"This is why it's so important to me to be here, so we can urge our lawmakers to get these guns off the streets," Goggins said.
Goggins, along with some two dozen teens, came together Sunday representing 1,000 high school students who want the violence to end. The effort is part of an initiative organized by the Illinois Campaign to Prevent Gun Violence.
"As of March 2008, 18 Chicago public school students have been shot and killed, and as we konw, that number has only grown since March," said the Campaign's Nina Vinik.
The group says 1,000 Illinois residents die each year from gun violence. That's something New Trier sophomore Elizabeth Jenkins knows about. She says she will never know her uncle, his wife and their child because of gun violence.
"I have had to spend my life thinking about an issue that no one my age should ever have to think about," said Jenkins.
The Illinois teens gathered Sunday want the state's general assembly and Gov. Rod Blagojevich to support stricter guns laws that require background checks and curtail high-capacity ammunition magazines.
Some lawmakers say that's a tough sale, especially to gun rights advocates.

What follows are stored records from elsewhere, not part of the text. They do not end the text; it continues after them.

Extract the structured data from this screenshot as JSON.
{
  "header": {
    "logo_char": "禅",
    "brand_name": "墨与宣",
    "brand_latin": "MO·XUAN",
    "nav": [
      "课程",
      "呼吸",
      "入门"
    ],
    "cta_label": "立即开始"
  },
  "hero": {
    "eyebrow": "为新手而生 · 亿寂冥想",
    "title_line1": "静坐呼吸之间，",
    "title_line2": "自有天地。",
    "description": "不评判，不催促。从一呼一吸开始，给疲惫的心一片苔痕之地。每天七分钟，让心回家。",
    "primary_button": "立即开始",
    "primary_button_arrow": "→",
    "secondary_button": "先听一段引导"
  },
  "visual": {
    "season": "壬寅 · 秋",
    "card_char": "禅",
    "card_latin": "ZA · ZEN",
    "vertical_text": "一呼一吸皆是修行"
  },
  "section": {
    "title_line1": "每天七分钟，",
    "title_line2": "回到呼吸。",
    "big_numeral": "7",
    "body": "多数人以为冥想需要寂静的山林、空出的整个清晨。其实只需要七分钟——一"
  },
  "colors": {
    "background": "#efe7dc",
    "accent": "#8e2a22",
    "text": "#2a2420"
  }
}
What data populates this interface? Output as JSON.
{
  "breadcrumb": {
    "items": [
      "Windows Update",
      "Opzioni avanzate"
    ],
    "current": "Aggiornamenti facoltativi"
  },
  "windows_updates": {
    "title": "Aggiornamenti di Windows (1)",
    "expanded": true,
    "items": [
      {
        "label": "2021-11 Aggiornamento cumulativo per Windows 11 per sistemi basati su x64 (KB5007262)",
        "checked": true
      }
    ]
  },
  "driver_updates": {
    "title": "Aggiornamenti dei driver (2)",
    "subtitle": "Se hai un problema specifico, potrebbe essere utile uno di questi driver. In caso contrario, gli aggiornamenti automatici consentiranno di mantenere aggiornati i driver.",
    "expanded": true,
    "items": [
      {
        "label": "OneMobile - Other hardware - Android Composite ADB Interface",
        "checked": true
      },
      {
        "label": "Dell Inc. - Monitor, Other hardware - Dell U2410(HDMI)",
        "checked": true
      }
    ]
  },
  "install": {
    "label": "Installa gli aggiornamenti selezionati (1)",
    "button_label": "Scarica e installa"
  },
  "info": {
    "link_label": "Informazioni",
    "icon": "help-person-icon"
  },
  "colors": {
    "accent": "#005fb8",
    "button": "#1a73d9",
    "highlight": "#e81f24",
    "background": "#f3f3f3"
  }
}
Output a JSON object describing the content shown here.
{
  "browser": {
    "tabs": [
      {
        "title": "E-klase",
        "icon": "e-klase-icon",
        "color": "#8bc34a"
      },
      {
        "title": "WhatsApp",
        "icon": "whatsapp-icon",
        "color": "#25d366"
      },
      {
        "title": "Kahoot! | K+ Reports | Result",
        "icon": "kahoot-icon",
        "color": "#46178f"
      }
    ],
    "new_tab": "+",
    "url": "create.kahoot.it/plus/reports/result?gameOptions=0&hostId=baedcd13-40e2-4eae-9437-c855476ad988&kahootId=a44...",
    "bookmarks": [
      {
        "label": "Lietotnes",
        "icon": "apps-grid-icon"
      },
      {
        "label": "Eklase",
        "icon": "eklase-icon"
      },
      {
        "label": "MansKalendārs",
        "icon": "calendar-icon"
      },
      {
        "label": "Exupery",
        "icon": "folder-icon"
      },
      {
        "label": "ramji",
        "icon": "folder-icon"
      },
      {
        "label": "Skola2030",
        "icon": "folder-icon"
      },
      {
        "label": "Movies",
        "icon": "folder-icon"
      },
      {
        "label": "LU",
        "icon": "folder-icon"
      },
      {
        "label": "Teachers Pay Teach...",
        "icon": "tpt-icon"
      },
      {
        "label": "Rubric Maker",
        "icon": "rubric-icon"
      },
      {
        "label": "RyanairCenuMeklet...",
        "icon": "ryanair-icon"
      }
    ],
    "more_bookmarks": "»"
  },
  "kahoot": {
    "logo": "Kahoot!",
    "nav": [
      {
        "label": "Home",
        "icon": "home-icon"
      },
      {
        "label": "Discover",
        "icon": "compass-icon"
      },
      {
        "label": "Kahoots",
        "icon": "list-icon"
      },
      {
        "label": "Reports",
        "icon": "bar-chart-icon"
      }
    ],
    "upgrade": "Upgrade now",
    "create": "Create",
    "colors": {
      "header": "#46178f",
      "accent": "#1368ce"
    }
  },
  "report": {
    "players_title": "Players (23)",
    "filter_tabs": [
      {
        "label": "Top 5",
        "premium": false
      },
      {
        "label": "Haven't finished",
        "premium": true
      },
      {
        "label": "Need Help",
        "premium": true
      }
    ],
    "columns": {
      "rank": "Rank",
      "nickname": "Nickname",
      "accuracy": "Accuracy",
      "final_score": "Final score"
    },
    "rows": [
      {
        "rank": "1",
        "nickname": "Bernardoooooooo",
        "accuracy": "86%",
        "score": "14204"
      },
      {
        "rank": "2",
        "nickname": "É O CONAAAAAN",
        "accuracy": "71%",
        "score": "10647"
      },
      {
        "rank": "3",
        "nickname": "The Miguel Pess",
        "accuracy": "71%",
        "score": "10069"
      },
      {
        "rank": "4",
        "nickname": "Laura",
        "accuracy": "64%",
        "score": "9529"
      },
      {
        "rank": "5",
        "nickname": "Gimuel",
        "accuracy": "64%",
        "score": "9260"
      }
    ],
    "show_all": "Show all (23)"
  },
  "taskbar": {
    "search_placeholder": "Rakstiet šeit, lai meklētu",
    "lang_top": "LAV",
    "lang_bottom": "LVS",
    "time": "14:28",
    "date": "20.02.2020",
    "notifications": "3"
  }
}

"We have an issue in the inner city, and it's hard to try to convey that message to some of our downstate colleagues who, maybe on their child's seventh birthday might be buying them a gun. They live in a different environment than the one we live in," said St. Rep. Deborah Graham, who represents the 78th District.